*What is expected:*
The word "this" marks the lines to keep; find each one in the data and copy it.

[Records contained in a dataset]

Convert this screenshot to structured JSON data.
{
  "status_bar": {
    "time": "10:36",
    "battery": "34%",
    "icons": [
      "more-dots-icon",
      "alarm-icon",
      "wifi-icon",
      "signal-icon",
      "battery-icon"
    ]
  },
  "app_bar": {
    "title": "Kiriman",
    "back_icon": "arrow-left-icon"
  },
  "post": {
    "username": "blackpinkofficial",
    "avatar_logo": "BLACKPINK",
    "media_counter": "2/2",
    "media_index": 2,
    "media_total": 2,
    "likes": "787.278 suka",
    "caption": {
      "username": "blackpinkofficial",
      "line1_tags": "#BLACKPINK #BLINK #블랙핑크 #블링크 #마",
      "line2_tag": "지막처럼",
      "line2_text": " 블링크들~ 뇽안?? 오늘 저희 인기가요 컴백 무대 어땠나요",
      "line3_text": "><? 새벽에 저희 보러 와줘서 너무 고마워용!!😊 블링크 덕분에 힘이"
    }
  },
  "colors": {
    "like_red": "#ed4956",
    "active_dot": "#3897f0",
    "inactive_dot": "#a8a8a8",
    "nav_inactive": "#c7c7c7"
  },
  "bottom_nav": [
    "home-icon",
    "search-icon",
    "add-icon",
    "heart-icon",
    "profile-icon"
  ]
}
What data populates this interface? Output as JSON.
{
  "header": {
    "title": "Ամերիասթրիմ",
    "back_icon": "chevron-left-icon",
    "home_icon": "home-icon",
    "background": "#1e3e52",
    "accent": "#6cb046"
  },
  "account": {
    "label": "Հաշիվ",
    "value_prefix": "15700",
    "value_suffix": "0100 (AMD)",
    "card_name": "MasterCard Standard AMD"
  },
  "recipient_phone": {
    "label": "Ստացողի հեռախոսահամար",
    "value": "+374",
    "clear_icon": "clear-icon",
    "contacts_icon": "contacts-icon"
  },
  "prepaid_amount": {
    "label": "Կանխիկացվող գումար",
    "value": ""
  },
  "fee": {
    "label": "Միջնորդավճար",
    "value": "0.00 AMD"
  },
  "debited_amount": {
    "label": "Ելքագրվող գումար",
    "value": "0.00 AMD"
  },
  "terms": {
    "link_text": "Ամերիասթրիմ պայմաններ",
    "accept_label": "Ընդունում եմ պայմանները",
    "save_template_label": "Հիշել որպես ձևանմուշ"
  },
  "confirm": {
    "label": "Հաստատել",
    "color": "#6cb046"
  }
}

*Response below:*
Convert this screenshot to structured JSON data.
What data populates this interface? Output as JSON.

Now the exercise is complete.